So I went to the Lord, which I’m doing a lot more now than I have in the past — about almost everything.

“What should I do?” I asked Him, wanting to run away from it all yet again…

Well, He drew my attention to the fact that I have three placemats on my desk and enough space for another, though I don’t have one.  That’s more or less 4 sections. I could at least divide up the stack into general sections…

So I took up my stack of “event” cards (above)

And began to go through them one by one… placing some of them on the “beginning” placemat, some on the “ending” space and  just parceling out the rest of them as seemed fit, more or less where I thought they would fit in the story. Some events were predicated on others, some had to come after others… Sometimes I had two cards with different options for the same event, mutually exclusive. Sometimes I had two cards with slightly different takes on the event, or different details or trappings for it.  I just laid them all down, some in rows, some on top of other cards, some bridging two rows. Some of them I even put between the placemats when I wasn’t sure.

It was kinda fun, because I didn’t have to decide, just generally divide up the cards. Some of them I even threw away. And it was something of a comfort to find that for several of the events I’d envisioned, I’d made two, three even four cards with the same event on it.

Once I had them all parcelled out, I divided them into four piles, which I gathered together in a rough approximation of the order they’d been placed on the table.

The operative word here is “rough.”  I was not demanding that I be precise and orderly, it was just to be a general dividing of the concepts.

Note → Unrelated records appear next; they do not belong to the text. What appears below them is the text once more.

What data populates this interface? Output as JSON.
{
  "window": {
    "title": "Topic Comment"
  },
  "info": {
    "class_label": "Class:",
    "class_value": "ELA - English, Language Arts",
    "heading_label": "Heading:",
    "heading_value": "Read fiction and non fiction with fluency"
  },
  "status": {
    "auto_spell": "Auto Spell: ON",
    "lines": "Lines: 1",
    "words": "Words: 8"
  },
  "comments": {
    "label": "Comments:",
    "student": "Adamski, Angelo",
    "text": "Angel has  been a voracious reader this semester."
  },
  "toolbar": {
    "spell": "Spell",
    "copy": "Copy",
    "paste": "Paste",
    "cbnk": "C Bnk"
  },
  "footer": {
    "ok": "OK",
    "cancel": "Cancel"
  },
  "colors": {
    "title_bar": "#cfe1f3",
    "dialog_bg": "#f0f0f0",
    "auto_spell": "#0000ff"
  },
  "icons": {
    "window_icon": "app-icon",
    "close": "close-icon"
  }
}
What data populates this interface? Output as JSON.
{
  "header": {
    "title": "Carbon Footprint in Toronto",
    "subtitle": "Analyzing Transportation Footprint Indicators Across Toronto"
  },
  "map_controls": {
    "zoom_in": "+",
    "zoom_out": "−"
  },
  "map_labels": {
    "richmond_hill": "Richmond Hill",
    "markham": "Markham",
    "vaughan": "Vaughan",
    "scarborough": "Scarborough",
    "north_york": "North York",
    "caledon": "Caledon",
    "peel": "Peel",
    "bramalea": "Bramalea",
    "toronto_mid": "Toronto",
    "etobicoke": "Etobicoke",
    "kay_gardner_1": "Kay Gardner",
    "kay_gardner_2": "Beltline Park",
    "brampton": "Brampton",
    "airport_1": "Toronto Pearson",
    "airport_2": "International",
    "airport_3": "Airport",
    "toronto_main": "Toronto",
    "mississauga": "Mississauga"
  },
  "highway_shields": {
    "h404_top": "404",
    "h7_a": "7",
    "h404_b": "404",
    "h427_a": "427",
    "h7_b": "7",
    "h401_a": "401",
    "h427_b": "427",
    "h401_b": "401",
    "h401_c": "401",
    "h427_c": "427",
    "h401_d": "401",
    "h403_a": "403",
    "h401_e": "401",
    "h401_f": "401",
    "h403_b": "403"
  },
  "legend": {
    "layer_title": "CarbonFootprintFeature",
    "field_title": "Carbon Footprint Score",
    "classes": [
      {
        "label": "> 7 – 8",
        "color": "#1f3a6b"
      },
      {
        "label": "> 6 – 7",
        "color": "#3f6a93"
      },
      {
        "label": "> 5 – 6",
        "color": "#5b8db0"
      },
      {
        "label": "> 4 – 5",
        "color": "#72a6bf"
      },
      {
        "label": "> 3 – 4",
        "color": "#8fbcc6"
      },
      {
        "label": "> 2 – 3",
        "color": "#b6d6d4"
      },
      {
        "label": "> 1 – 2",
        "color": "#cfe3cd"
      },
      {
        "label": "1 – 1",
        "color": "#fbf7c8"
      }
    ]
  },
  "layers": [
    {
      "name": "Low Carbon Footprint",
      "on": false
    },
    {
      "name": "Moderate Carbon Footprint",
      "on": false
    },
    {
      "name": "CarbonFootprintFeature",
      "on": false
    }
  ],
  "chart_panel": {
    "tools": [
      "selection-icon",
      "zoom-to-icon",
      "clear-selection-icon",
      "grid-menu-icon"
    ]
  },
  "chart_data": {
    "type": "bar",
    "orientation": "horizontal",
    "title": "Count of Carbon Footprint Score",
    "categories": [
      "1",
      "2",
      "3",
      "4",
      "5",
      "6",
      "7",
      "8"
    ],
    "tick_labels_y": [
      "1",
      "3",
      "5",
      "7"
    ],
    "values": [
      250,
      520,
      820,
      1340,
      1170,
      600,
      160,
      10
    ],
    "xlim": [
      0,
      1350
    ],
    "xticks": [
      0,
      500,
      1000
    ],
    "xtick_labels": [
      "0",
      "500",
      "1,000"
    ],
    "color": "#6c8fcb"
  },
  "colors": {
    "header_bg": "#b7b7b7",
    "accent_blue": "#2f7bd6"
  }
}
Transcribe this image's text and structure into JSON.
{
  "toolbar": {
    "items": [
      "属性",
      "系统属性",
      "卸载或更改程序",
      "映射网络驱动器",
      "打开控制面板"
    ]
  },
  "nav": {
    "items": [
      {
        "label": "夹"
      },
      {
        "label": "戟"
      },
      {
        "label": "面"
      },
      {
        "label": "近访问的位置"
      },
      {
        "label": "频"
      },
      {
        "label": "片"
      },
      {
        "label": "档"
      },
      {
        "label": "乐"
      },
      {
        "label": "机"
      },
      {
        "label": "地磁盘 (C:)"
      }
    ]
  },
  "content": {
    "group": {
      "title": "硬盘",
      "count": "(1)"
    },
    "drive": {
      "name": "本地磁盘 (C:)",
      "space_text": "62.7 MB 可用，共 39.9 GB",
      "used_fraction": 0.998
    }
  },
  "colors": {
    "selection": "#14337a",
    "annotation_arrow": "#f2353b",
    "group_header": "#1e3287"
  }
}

parts 2 - 4 small

Above you can see parts 2 -4 all gathered up and secured with rubber bands.

Where is part 1?  Well, once I’d gotten all four of my stacks divided, I took up Part one and began to lay out those cards in terms of cause and effect, order, etc.:

cards part 1

And having done that I have the beginnings of a line of events to work with. Nothing finished by any means but a start. There are lots of holes, and some of them are just ideas that need fleshing out. Some — those either/or cards — require a decision to be made one way or the other.

But that’s all tomorrow’s work. Oh, and I’m still loving my Freedom program, which I blogged about awhile back. That and turning off the phones, continues to give me what feels like a safehaven in which to relax and focus on the work… Plus something about the suspension of being available for contact motivates me to use the time to advantage rather than simply dink around.